== Records provided ==

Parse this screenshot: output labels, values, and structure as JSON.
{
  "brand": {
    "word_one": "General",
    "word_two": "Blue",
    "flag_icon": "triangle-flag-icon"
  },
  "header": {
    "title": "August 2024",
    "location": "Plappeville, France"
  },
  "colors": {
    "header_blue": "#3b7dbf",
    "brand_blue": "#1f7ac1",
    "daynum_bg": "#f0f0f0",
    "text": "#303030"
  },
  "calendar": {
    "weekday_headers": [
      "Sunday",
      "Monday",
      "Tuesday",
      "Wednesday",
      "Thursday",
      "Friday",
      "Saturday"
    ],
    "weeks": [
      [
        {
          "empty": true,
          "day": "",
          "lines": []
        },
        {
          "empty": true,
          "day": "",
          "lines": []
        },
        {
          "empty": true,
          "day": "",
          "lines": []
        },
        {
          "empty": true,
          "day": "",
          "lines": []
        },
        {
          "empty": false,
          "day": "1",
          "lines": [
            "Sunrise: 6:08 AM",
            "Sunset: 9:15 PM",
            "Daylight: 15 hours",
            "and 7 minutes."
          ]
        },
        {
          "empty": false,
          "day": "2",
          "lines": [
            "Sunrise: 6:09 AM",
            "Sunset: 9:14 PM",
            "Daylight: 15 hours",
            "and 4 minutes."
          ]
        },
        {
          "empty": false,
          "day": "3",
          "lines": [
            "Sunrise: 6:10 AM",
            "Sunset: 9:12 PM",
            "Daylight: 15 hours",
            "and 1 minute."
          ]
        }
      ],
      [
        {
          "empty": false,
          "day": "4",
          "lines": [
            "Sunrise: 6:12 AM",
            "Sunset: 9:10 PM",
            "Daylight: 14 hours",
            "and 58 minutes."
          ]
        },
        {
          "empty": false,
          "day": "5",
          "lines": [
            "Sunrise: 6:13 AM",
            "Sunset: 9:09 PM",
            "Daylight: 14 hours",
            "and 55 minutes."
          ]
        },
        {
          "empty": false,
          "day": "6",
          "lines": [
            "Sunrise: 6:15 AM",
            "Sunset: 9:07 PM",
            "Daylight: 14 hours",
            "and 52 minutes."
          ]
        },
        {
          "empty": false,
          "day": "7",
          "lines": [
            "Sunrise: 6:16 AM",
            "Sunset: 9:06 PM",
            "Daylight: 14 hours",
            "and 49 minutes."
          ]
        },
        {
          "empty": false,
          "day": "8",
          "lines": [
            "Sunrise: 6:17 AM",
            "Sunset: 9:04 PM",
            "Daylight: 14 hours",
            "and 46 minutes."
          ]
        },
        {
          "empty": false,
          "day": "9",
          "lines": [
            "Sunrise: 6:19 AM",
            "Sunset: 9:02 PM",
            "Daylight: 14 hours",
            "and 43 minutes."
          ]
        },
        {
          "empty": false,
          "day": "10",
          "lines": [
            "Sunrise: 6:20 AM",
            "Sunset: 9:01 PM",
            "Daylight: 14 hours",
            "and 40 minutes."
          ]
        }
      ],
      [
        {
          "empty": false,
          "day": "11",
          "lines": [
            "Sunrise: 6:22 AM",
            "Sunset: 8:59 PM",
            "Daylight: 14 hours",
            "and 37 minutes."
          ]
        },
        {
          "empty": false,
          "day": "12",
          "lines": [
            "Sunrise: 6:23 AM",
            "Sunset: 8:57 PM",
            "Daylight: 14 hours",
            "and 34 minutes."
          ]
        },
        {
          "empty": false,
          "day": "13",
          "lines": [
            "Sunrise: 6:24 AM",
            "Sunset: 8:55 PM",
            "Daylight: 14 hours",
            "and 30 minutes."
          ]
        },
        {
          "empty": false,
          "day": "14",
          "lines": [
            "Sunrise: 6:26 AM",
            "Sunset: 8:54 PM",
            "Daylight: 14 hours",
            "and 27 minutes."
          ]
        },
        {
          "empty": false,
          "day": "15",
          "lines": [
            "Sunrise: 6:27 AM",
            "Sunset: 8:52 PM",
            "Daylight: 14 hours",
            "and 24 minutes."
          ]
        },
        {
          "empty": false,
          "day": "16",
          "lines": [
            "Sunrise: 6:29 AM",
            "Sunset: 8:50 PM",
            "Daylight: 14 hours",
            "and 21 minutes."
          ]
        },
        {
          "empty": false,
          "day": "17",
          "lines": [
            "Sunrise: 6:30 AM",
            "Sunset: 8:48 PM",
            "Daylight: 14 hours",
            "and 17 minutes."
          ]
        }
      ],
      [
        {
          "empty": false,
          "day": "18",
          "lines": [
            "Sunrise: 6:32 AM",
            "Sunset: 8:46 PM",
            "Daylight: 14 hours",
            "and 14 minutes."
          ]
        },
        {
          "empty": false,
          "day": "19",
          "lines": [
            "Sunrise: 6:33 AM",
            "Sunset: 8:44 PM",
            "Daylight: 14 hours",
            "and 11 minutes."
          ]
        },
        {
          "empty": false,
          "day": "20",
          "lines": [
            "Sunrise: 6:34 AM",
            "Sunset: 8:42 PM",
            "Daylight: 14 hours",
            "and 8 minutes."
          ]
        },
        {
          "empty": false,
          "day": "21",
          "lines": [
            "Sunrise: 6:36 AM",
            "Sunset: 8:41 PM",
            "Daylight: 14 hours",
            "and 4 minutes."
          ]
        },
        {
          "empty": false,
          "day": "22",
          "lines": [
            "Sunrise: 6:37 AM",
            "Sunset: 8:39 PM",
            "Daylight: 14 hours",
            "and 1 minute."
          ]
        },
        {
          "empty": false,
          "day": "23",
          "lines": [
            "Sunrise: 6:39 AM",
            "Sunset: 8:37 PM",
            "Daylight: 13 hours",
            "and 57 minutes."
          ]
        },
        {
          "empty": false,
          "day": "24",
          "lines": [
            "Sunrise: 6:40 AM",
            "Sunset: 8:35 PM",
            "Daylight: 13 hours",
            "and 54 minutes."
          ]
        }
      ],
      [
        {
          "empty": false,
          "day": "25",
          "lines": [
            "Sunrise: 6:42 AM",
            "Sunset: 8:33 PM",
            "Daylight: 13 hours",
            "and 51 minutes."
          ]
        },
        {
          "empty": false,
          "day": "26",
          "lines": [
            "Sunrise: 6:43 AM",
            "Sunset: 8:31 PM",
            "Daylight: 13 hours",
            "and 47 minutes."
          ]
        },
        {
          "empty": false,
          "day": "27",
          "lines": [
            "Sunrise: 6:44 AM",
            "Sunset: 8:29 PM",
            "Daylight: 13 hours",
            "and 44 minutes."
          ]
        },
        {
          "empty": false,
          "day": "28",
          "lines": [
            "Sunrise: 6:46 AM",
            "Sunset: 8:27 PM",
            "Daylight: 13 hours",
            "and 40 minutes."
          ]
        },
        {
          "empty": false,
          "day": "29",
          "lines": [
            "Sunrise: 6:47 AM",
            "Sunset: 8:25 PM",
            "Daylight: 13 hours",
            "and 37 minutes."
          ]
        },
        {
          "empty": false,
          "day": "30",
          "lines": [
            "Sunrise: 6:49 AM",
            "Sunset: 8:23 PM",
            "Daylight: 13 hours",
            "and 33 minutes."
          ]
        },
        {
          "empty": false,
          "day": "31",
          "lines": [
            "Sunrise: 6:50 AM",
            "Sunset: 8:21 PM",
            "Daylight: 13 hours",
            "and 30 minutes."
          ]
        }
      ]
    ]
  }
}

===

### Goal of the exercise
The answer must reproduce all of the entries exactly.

### Reply
Parse this screenshot: output labels, values, and structure as JSON.
{
  "brand": {
    "word_one": "General",
    "word_two": "Blue",
    "flag_icon": "triangle-flag-icon"
  },
  "header": {
    "title": "August 2024",
    "location": "Plappeville, France"
  },
  "colors": {
    "header_blue": "#3b7dbf",
    "brand_blue": "#1f7ac1",
    "daynum_bg": "#f0f0f0",
    "text": "#303030"
  },
  "calendar": {
    "weekday_headers": [
      "Sunday",
      "Monday",
      "Tuesday",
      "Wednesday",
      "Thursday",
      "Friday",
      "Saturday"
    ],
    "weeks": [
      [
        {
          "empty": true,
          "day": "",
          "lines": []
        },
        {
          "empty": true,
          "day": "",
          "lines": []
        },
        {
          "empty": true,
          "day": "",
          "lines": []
        },
        {
          "empty": true,
          "day": "",
          "lines": []
        },
        {
          "empty": false,
          "day": "1",
          "lines": [
            "Sunrise: 6:08 AM",
            "Sunset: 9:15 PM",
            "Daylight: 15 hours",
            "and 7 minutes."
          ]
        },
        {
          "empty": false,
          "day": "2",
          "lines": [
            "Sunrise: 6:09 AM",
            "Sunset: 9:14 PM",
            "Daylight: 15 hours",
            "and 4 minutes."
          ]
        },
        {
          "empty": false,
          "day": "3",
          "lines": [
            "Sunrise: 6:10 AM",
            "Sunset: 9:12 PM",
            "Daylight: 15 hours",
            "and 1 minute."
          ]
        }
      ],
      [
        {
          "empty": false,
          "day": "4",
          "lines": [
            "Sunrise: 6:12 AM",
            "Sunset: 9:10 PM",
            "Daylight: 14 hours",
            "and 58 minutes."
          ]
        },
        {
          "empty": false,
          "day": "5",
          "lines": [
            "Sunrise: 6:13 AM",
            "Sunset: 9:09 PM",
            "Daylight: 14 hours",
            "and 55 minutes."
          ]
        },
        {
          "empty": false,
          "day": "6",
          "lines": [
            "Sunrise: 6:15 AM",
            "Sunset: 9:07 PM",
            "Daylight: 14 hours",
            "and 52 minutes."
          ]
        },
        {
          "empty": false,
          "day": "7",
          "lines": [
            "Sunrise: 6:16 AM",
            "Sunset: 9:06 PM",
            "Daylight: 14 hours",
            "and 49 minutes."
          ]
        },
        {
          "empty": false,
          "day": "8",
          "lines": [
            "Sunrise: 6:17 AM",
            "Sunset: 9:04 PM",
            "Daylight: 14 hours",
            "and 46 minutes."
          ]
        },
        {
          "empty": false,
          "day": "9",
          "lines": [
            "Sunrise: 6:19 AM",
            "Sunset: 9:02 PM",
            "Daylight: 14 hours",
            "and 43 minutes."
          ]
        },
        {
          "empty": false,
          "day": "10",
          "lines": [
            "Sunrise: 6:20 AM",
            "Sunset: 9:01 PM",
            "Daylight: 14 hours",
            "and 40 minutes."
          ]
        }
      ],
      [
        {
          "empty": false,
          "day": "11",
          "lines": [
            "Sunrise: 6:22 AM",
            "Sunset: 8:59 PM",
            "Daylight: 14 hours",
            "and 37 minutes."
          ]
        },
        {
          "empty": false,
          "day": "12",
          "lines": [
            "Sunrise: 6:23 AM",
            "Sunset: 8:57 PM",
            "Daylight: 14 hours",
            "and 34 minutes."
          ]
        },
        {
          "empty": false,
          "day": "13",
          "lines": [
            "Sunrise: 6:24 AM",
            "Sunset: 8:55 PM",
            "Daylight: 14 hours",
            "and 30 minutes."
          ]
        },
        {
          "empty": false,
          "day": "14",
          "lines": [
            "Sunrise: 6:26 AM",
            "Sunset: 8:54 PM",
            "Daylight: 14 hours",
            "and 27 minutes."
          ]
        },
        {
          "empty": false,
          "day": "15",
          "lines": [
            "Sunrise: 6:27 AM",
            "Sunset: 8:52 PM",
            "Daylight: 14 hours",
            "and 24 minutes."
          ]
        },
        {
          "empty": false,
          "day": "16",
          "lines": [
            "Sunrise: 6:29 AM",
            "Sunset: 8:50 PM",
            "Daylight: 14 hours",
            "and 21 minutes."
          ]
        },
        {
          "empty": false,
          "day": "17",
          "lines": [
            "Sunrise: 6:30 AM",
            "Sunset: 8:48 PM",
            "Daylight: 14 hours",
            "and 17 minutes."
          ]
        }
      ],
      [
        {
          "empty": false,
          "day": "18",
          "lines": [
            "Sunrise: 6:32 AM",
            "Sunset: 8:46 PM",
            "Daylight: 14 hours",
            "and 14 minutes."
          ]
        },
        {
          "empty": false,
          "day": "19",
          "lines": [
            "Sunrise: 6:33 AM",
            "Sunset: 8:44 PM",
            "Daylight: 14 hours",
            "and 11 minutes."
          ]
        },
        {
          "empty": false,
          "day": "20",
          "lines": [
            "Sunrise: 6:34 AM",
            "Sunset: 8:42 PM",
            "Daylight: 14 hours",
            "and 8 minutes."
          ]
        },
        {
          "empty": false,
          "day": "21",
          "lines": [
            "Sunrise: 6:36 AM",
            "Sunset: 8:41 PM",
            "Daylight: 14 hours",
            "and 4 minutes."
          ]
        },
        {
          "empty": false,
          "day": "22",
          "lines": [
            "Sunrise: 6:37 AM",
            "Sunset: 8:39 PM",
            "Daylight: 14 hours",
            "and 1 minute."
          ]
        },
        {
          "empty": false,
          "day": "23",
          "lines": [
            "Sunrise: 6:39 AM",
            "Sunset: 8:37 PM",
            "Daylight: 13 hours",
            "and 57 minutes."
          ]
        },
        {
          "empty": false,
          "day": "24",
          "lines": [
            "Sunrise: 6:40 AM",
            "Sunset: 8:35 PM",
            "Daylight: 13 hours",
            "and 54 minutes."
          ]
        }
      ],
      [
        {
          "empty": false,
          "day": "25",
          "lines": [
            "Sunrise: 6:42 AM",
            "Sunset: 8:33 PM",
            "Daylight: 13 hours",
            "and 51 minutes."
          ]
        },
        {
          "empty": false,
          "day": "26",
          "lines": [
            "Sunrise: 6:43 AM",
            "Sunset: 8:31 PM",
            "Daylight: 13 hours",
            "and 47 minutes."
          ]
        },
        {
          "empty": false,
          "day": "27",
          "lines": [
            "Sunrise: 6:44 AM",
            "Sunset: 8:29 PM",
            "Daylight: 13 hours",
            "and 44 minutes."
          ]
        },
        {
          "empty": false,
          "day": "28",
          "lines": [
            "Sunrise: 6:46 AM",
            "Sunset: 8:27 PM",
            "Daylight: 13 hours",
            "and 40 minutes."
          ]
        },
        {
          "empty": false,
          "day": "29",
          "lines": [
            "Sunrise: 6:47 AM",
            "Sunset: 8:25 PM",
            "Daylight: 13 hours",
            "and 37 minutes."
          ]
        },
        {
          "empty": false,
          "day": "30",
          "lines": [
            "Sunrise: 6:49 AM",
            "Sunset: 8:23 PM",
            "Daylight: 13 hours",
            "and 33 minutes."
          ]
        },
        {
          "empty": false,
          "day": "31",
          "lines": [
            "Sunrise: 6:50 AM",
            "Sunset: 8:21 PM",
            "Daylight: 13 hours",
            "and 30 minutes."
          ]
        }
      ]
    ]
  }
}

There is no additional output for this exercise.